Builders may be nonchalant about walking around with suitcases bulging with unaccounted-for cash, but it might not be easy for say, an American private equity investor, unfamiliar with the Indian black economy, to do this. If a recent meeting between a foreign private equity player and a builder in Mumbai recently was any indication, the investors are planning to look the other way.
The way it will work is this: the builder is the one who does the dirty work of buying the land and handing over bags of cash. He will set up a company which will actually own the land. Shares in the company will be sold to the foreign investor at a premium. This premium, as the builder put it delicately, 'will... er..., reflect the costs of doing business'. Problem solved it would seem. Except that the investor was left wondering (in a whispered aside to his tax adviser also present at the meeting) whether the premium actually reflected the cost of the property. The adviser's response was completely honest: "How on earth should I know?" he whispered back.
Arun Natarajan is the Founder of Venture Intelligence India, which tracks venture capital activity in India and Indian-founded companies worldwide.
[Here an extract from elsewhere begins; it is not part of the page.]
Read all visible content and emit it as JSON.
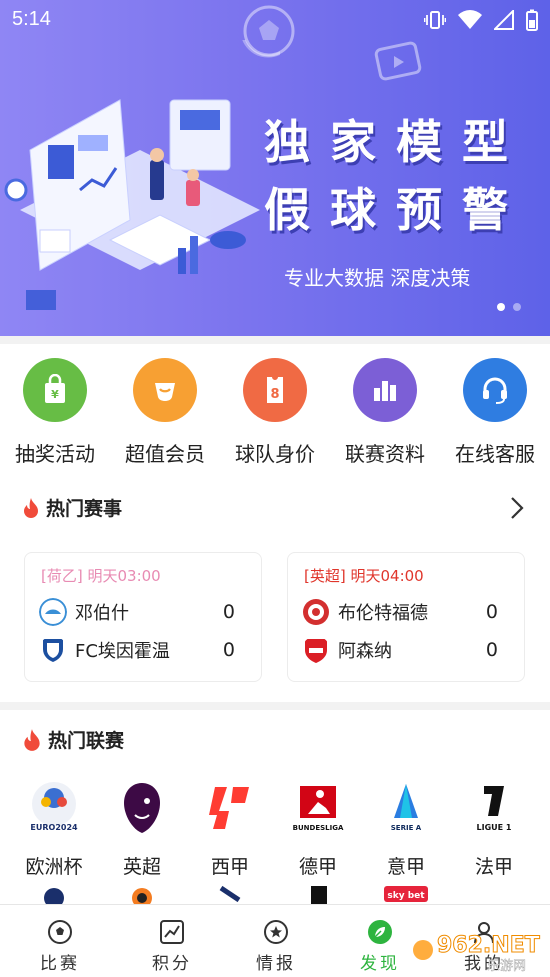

View sample issues of Venture Intelligence India newsletters and reports.